Lawmakers seek to extend pandemic-era liquor laws, tighten requirements for candidate filing
State lawmakers look to make positive changes discovered during the pandemic permanent.
Delaware’s liquor laws got a little less restrictive at the onset of the pandemic, to allow for greater safety in restaurants.
Lawmakers allowed restaurants to sell alcoholic drinks for take-out and drive-thru services, and also expanded eligibility for outdoor dining.
House Speaker Pete Schwartzkopf now wants to permanently enact those changes, noting their popularity among residents and visitors.
But the bill faces opposition from the state’s Alcohol Control Commissioner, Jacqueline Mette.
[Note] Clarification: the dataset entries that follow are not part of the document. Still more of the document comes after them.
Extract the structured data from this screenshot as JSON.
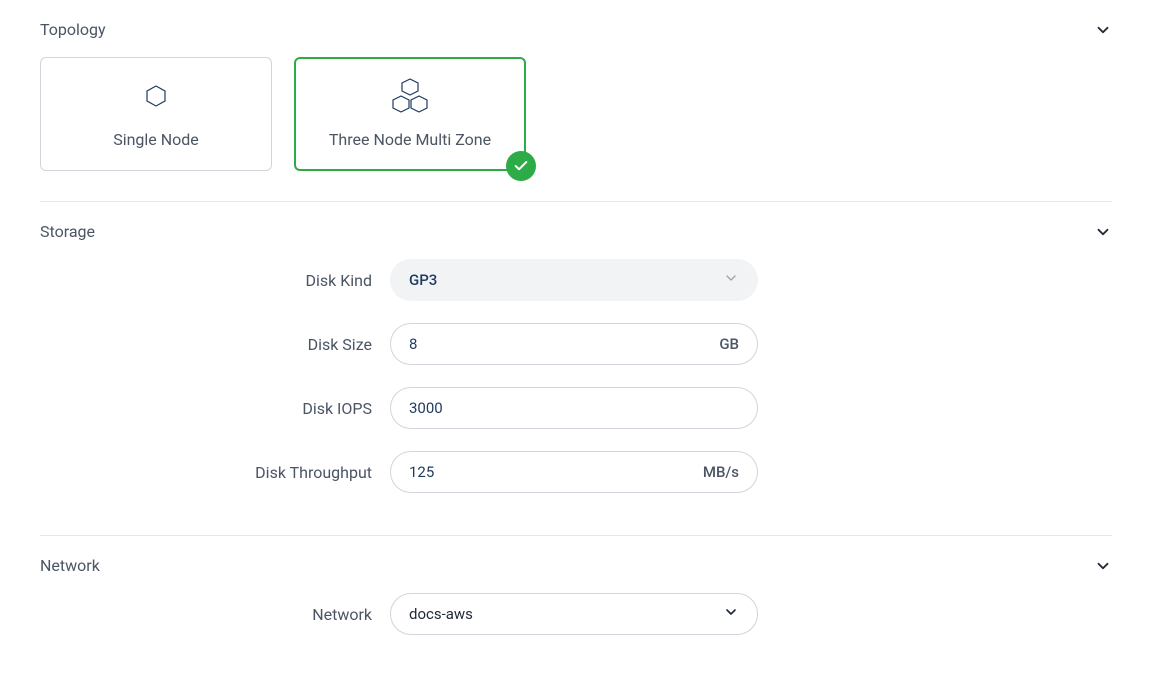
{
  "topology": {
    "title": "Topology",
    "options": [
      {
        "label": "Single Node",
        "selected": false
      },
      {
        "label": "Three Node Multi Zone",
        "selected": true
      }
    ]
  },
  "storage": {
    "title": "Storage",
    "disk_kind": {
      "label": "Disk Kind",
      "value": "GP3"
    },
    "disk_size": {
      "label": "Disk Size",
      "value": "8",
      "unit": "GB"
    },
    "disk_iops": {
      "label": "Disk IOPS",
      "value": "3000"
    },
    "disk_throughput": {
      "label": "Disk Throughput",
      "value": "125",
      "unit": "MB/s"
    }
  },
  "network": {
    "title": "Network",
    "field": {
      "label": "Network",
      "value": "docs-aws"
    }
  }
}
“We already do have a process in place in code that the General Assembly created and that’s the patio process — that restaurants and others are certainly allowed to go through that process to apply for patio seating for outside seating,” she says.
Metta says that process is also more fleshed out, including a fee and a public comment process.
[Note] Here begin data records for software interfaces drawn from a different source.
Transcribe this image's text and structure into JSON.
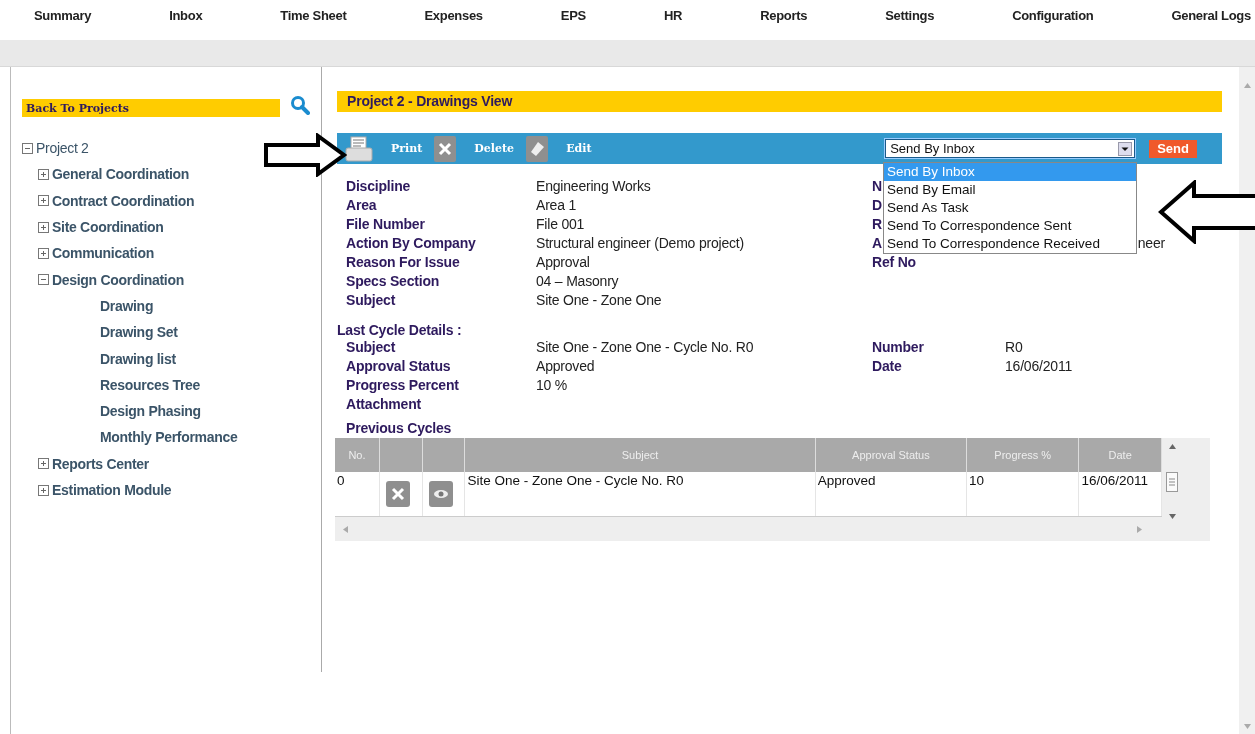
{
  "nav": [
    {
      "label": "Summary"
    },
    {
      "label": "Inbox"
    },
    {
      "label": "Time Sheet"
    },
    {
      "label": "Expenses"
    },
    {
      "label": "EPS"
    },
    {
      "label": "HR"
    },
    {
      "label": "Reports"
    },
    {
      "label": "Settings"
    },
    {
      "label": "Configuration"
    },
    {
      "label": "General Logs"
    }
  ],
  "sidebar": {
    "back_button": "Back To Projects",
    "tree": {
      "label": "Project 2",
      "expanded": true,
      "children": [
        {
          "label": "General Coordination",
          "expanded": false
        },
        {
          "label": "Contract Coordination",
          "expanded": false
        },
        {
          "label": "Site Coordination",
          "expanded": false
        },
        {
          "label": "Communication",
          "expanded": false
        },
        {
          "label": "Design Coordination",
          "expanded": true,
          "children": [
            {
              "label": "Drawing"
            },
            {
              "label": "Drawing Set"
            },
            {
              "label": "Drawing list"
            },
            {
              "label": "Resources Tree"
            },
            {
              "label": "Design Phasing"
            },
            {
              "label": "Monthly Performance"
            }
          ]
        },
        {
          "label": "Reports Center",
          "expanded": false
        },
        {
          "label": "Estimation Module",
          "expanded": false
        }
      ]
    }
  },
  "title": "Project 2 - Drawings View",
  "toolbar": {
    "buttons": [
      {
        "kind": "print",
        "label": "Print"
      },
      {
        "kind": "delete",
        "label": "Delete"
      },
      {
        "kind": "edit",
        "label": "Edit"
      }
    ],
    "send_select": {
      "value": "Send By Inbox",
      "expanded": true,
      "options": [
        {
          "label": "Send By Inbox",
          "selected": true
        },
        {
          "label": "Send By Email",
          "selected": false
        },
        {
          "label": "Send As Task",
          "selected": false
        },
        {
          "label": "Send To Correspondence Sent",
          "selected": false
        },
        {
          "label": "Send To Correspondence Received",
          "selected": false
        }
      ]
    },
    "send_button": "Send"
  },
  "details": {
    "fields": [
      {
        "label": "Discipline",
        "value": "Engineering Works"
      },
      {
        "label": "Area",
        "value": "Area 1"
      },
      {
        "label": "File Number",
        "value": "File 001"
      },
      {
        "label": "Action By Company",
        "value": "Structural engineer (Demo project)"
      },
      {
        "label": "Reason For Issue",
        "value": "Approval"
      },
      {
        "label": "Specs Section",
        "value": "04 – Masonry"
      },
      {
        "label": "Subject",
        "value": "Site One - Zone One"
      }
    ],
    "right_fields": [
      {
        "label": "N"
      },
      {
        "label": "D"
      },
      {
        "label": "R"
      },
      {
        "label": "A",
        "value": "neer"
      },
      {
        "label": "Ref No"
      }
    ]
  },
  "last_cycle": {
    "heading": "Last Cycle Details :",
    "fields": [
      {
        "label": "Subject",
        "value": "Site One - Zone One - Cycle No. R0"
      },
      {
        "label": "Approval Status",
        "value": "Approved"
      },
      {
        "label": "Progress Percent",
        "value": "10 %"
      },
      {
        "label": "Attachment"
      }
    ],
    "right_fields": [
      {
        "label": "Number",
        "value": "R0"
      },
      {
        "label": "Date",
        "value": "16/06/2011"
      }
    ]
  },
  "previous_cycles": {
    "heading": "Previous Cycles",
    "columns": [
      {
        "kind": "text",
        "label": "No."
      },
      {
        "kind": "action"
      },
      {
        "kind": "action"
      },
      {
        "kind": "text",
        "label": "Subject"
      },
      {
        "kind": "text",
        "label": "Approval Status"
      },
      {
        "kind": "text",
        "label": "Progress %"
      },
      {
        "kind": "text",
        "label": "Date"
      }
    ],
    "rows": [
      {
        "cells": [
          {
            "kind": "text",
            "text": "0"
          },
          {
            "kind": "delete"
          },
          {
            "kind": "view"
          },
          {
            "kind": "text",
            "text": "Site One - Zone One - Cycle No. R0"
          },
          {
            "kind": "text",
            "text": "Approved"
          },
          {
            "kind": "text",
            "text": "10"
          },
          {
            "kind": "text",
            "text": "16/06/2011"
          }
        ]
      }
    ]
  }
}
Schwarzkopf says he plans to introduce another bill that creates a fee for this outdoor dining scenario, emphasizing that a restaurant putting out a couple tables shouldn’t have to pay the same $1000 fee as one seating 30.
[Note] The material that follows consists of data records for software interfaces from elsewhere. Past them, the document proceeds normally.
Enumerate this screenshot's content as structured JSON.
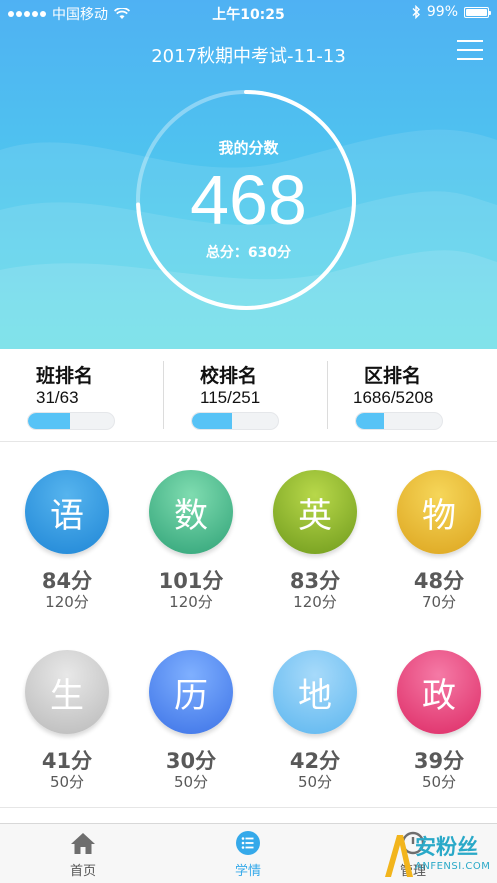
{
  "status_bar": {
    "carrier": "中国移动",
    "time": "上午10:25",
    "battery_percent": "99%",
    "battery_level": 0.99,
    "signal_bars": 5
  },
  "header": {
    "title": "2017秋期中考试-11-13",
    "menu_icon": "hamburger-menu-icon"
  },
  "score": {
    "label": "我的分数",
    "value": "468",
    "total": "总分：630分",
    "fraction": 0.743
  },
  "rankings": [
    {
      "title": "班排名",
      "value": "31/63",
      "fraction": 0.49
    },
    {
      "title": "校排名",
      "value": "115/251",
      "fraction": 0.46
    },
    {
      "title": "区排名",
      "value": "1686/5208",
      "fraction": 0.32
    }
  ],
  "subjects": [
    {
      "name": "语",
      "score": "84分",
      "full": "120分",
      "color_top": "#56b4ee",
      "color_bottom": "#1f86d6"
    },
    {
      "name": "数",
      "score": "101分",
      "full": "120分",
      "color_top": "#7fdcb0",
      "color_bottom": "#2fa277"
    },
    {
      "name": "英",
      "score": "83分",
      "full": "120分",
      "color_top": "#b8d84a",
      "color_bottom": "#6f9a1c"
    },
    {
      "name": "物",
      "score": "48分",
      "full": "70分",
      "color_top": "#f6d659",
      "color_bottom": "#dca41e"
    },
    {
      "name": "生",
      "score": "41分",
      "full": "50分",
      "color_top": "#e8e8e8",
      "color_bottom": "#b9b9b9"
    },
    {
      "name": "历",
      "score": "30分",
      "full": "50分",
      "color_top": "#7fb0ff",
      "color_bottom": "#3c72e6"
    },
    {
      "name": "地",
      "score": "42分",
      "full": "50分",
      "color_top": "#a7dafa",
      "color_bottom": "#5cb6ef"
    },
    {
      "name": "政",
      "score": "39分",
      "full": "50分",
      "color_top": "#f57aa6",
      "color_bottom": "#dd2a65"
    }
  ],
  "tabs": [
    {
      "label": "首页",
      "icon": "home-icon",
      "active": false
    },
    {
      "label": "学情",
      "icon": "list-icon",
      "active": true
    },
    {
      "label": "管理",
      "icon": "manage-icon",
      "active": false
    }
  ],
  "watermark": {
    "text": "安粉丝",
    "sub": "ANFENSI.COM"
  },
  "colors": {
    "accent": "#35a9ea",
    "hero_top": "#4fb1f3",
    "hero_bottom": "#4fd9e4",
    "rank_fill": "#57c3f6"
  }
}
And lawmakers are considering adding a proof of residency requirement in future elections.
Currently, Delawareans running for office don’t need to provide proof they live at the address on their filing forms.
State Rep. Kevin Hensley says the Department of Elections can easily implement the requirement.
“When an individual would show up to register — as they do today, make a copy of their driver’s license,” Hensley says. “The clerk would request a copy of one of the documents I just mentioned, make a copy of it along with the driver’s license and file it appropriately.”
Candidates would have to submit either proof of home ownership or rental, alongside a state ID or a utility bill.
Hensley says he designed the bill to be as simple as possible, and is introducing it to create checks in the elections system that ensure candidates represent the people where they live.
In 2020, current Wilmington City Council president Trippi Congo was forced out of his previous 2nd district seat after moving from the district and failing to notify the council.
However, this bill would only affect county and state offices, not municipal ones.
Both bills were released from committee by a unanimous vote.
Roman Battaglia is a corps member with Report for America, a national service program that places journalists into local newsrooms.